Music lovers and musicians of all genres can no doubt relate to the words of reggae icon Bob Marley. Marley said the following in regards to the power of music: “One good thing about music, when it hits you, you feel no pain.”
Music has been known to have a detrimental effect on the musicians playing it even though the individuals enjoying it may not feel any pain. Many musicians learn that without protection, the continuous exposure to loud tones can play a role in hearing loss.
Actually, one German study revealed that working musicians are nearly four times more likely to suffer from noise-related hearing loss than someone working in another profession. Those same musicians are also 57 percent more likely to have constant ringing in their ears, also known as tinnitus.
For musicians who are regularly exposed to noise levels higher than 85 decibels (dB), these findings are not surprising. The ability of the nerve cells to send messages to the brain from the ears, as reported by one study, can start to weaken with exposure to noise above 110 dB. Researchers consider this kind of damage to be permanent.

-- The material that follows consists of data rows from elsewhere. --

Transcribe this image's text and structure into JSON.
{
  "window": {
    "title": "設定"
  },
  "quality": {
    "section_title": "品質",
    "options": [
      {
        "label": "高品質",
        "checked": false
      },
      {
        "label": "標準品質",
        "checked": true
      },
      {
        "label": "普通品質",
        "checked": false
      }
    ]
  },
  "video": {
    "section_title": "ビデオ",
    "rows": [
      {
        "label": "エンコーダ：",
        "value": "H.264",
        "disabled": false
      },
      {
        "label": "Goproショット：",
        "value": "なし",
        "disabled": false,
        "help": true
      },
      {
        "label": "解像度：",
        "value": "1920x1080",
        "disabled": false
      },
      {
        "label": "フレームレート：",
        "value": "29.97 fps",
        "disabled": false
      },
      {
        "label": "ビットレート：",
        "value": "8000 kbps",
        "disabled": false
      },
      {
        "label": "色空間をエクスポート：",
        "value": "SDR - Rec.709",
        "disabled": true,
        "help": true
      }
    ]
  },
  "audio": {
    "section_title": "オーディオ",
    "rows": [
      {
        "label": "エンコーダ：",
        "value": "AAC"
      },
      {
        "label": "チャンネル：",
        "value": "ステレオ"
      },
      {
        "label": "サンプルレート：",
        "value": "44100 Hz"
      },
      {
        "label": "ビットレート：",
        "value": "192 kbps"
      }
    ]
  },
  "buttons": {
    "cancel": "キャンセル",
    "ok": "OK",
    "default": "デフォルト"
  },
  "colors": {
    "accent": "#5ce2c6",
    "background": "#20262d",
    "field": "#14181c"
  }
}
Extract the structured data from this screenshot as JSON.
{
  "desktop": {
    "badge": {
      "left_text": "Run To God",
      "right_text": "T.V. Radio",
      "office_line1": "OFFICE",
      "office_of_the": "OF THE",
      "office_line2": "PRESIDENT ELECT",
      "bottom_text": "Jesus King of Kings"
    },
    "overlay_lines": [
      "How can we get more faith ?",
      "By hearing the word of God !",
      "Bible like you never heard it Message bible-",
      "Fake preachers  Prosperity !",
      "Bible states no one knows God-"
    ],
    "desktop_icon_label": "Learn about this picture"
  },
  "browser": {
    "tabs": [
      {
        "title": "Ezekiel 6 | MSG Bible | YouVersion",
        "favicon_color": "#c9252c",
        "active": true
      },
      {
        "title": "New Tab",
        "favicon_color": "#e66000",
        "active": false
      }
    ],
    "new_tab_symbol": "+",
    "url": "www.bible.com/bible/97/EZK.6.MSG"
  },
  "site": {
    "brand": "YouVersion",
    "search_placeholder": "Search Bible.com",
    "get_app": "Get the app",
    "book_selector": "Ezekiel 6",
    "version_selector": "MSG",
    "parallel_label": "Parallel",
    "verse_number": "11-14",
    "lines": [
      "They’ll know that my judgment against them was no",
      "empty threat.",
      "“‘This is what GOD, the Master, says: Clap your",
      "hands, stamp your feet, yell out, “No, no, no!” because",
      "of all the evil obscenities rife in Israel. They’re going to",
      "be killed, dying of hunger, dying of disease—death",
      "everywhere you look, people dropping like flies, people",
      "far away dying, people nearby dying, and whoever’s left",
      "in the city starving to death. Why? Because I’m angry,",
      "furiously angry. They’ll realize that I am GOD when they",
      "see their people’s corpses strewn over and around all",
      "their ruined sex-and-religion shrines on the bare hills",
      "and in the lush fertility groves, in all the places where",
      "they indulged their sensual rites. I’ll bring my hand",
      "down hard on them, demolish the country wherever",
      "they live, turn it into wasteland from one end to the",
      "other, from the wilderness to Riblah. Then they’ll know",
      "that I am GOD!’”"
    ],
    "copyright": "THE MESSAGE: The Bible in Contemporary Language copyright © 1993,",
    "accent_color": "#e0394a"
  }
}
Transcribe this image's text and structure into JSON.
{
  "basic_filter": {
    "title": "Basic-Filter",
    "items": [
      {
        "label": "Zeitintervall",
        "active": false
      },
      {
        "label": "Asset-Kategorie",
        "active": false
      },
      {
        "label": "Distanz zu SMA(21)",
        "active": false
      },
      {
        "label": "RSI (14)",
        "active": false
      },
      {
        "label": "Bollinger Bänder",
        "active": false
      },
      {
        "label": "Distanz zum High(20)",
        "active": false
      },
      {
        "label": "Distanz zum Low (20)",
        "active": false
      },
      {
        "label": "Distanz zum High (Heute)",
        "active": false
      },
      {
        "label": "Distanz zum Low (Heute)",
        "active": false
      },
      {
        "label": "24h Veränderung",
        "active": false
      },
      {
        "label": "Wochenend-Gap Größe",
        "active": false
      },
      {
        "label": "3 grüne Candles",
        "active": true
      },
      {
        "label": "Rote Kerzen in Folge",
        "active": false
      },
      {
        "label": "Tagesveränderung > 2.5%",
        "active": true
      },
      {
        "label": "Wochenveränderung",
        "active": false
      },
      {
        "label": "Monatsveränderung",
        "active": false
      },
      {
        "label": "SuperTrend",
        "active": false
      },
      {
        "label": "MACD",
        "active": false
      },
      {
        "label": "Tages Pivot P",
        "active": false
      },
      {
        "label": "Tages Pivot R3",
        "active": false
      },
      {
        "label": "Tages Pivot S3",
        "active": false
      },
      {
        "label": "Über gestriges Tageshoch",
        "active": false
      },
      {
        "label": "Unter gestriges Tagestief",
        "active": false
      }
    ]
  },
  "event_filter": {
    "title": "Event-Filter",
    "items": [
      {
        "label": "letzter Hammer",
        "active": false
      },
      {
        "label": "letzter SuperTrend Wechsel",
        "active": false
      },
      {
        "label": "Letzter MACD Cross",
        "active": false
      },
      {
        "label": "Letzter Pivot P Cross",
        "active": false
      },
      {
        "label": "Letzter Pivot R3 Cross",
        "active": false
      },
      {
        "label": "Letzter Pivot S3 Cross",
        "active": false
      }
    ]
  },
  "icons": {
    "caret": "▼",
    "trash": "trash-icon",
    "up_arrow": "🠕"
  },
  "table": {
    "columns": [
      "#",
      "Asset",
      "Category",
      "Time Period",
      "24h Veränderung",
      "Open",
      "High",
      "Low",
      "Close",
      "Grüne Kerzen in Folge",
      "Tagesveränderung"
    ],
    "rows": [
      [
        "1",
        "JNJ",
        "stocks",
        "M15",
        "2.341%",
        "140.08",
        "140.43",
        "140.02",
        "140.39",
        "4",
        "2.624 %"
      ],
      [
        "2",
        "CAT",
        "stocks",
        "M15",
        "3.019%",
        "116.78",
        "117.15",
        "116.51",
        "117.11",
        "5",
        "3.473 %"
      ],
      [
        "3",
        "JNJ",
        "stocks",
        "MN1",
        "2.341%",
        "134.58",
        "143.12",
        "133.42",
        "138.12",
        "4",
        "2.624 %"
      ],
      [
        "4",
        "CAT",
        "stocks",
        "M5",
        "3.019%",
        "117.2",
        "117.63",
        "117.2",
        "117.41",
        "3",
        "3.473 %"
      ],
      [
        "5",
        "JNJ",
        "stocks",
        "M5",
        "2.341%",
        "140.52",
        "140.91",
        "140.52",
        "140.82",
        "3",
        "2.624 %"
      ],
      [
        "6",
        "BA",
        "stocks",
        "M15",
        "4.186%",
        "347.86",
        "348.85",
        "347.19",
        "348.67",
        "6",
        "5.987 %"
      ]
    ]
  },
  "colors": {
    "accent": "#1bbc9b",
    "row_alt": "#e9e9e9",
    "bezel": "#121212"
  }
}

Any type of music can be loud enough to damage the ears but some styles are riskier because they’re inherently loud. And there have been countless notable rock ‘n’ roll musicians to have their careers derailed, or at least, delayed, as a result of noise-related hearing loss.
One musician who struggles with tinnitus and partial deafness is Pete Townshend of the British rock band The Who. The common opinion is that Townshend’s hearing problems are the result of continuous and repeated exposure to loud music. As his symptoms have advanced over the years, Townshend has used several different approaches to deal with the problem.
On the band’s 1989 tour, Townshend opted to play acoustically and protect himself from direct contact with loud noises by standing behind a glass partition. The noise turned out to be too loud at a 2012 show and the guitarist chose to leave the stage.
Another hard rocker, Alex Van Halen of the band Van Halen, also dealt with substantial hearing loss as a result of excessive noise volumes. As reported by Van Halen himself, the drummer lost 60 percent hearing in his left ear and, in his right he lost 30 percent.
Looking for a way to reduce the continued deterioration of his ability to hear, Van Halen consulted with the band’s soundman on a custom-fitted in-ear monitor. That earpiece would connect wirelessly to the band’s soundboard, which let him hear the music at a lower (and clearer) level. The sound-man ultimately was so successful with this prototype that he started to produce and sell the design and ended up selling the patent to a major tech company for 34 million dollars.
Van Halen, Townshend, along with many other musicians, including Eric Clapton and Sting, are but a few noteworthy mentions on the long list of famous musicians to suffer from noise-related hearing loss.
But effectively battling hearing loss is something one singer in the United Kingdom has achieved. And while she may not have Clapton’s international name recognition or Sting’s history of record sales, she does have a set of hearing aids that have helped to resurrect her career.
From stages in London’s West End, English musical theater performer, Elaine Paige, has been thrilling audiences for more than 50 years. Five decades of performing damaged Paige’s hearing to the point she suffered significant hearing loss. For years, Paige has admitted to relying on hearing aids.
Because Paige uses her hearing aids daily, she discloses that she can still work without her condition being a problem. And that’s music to the ears of theater fans in the U.K.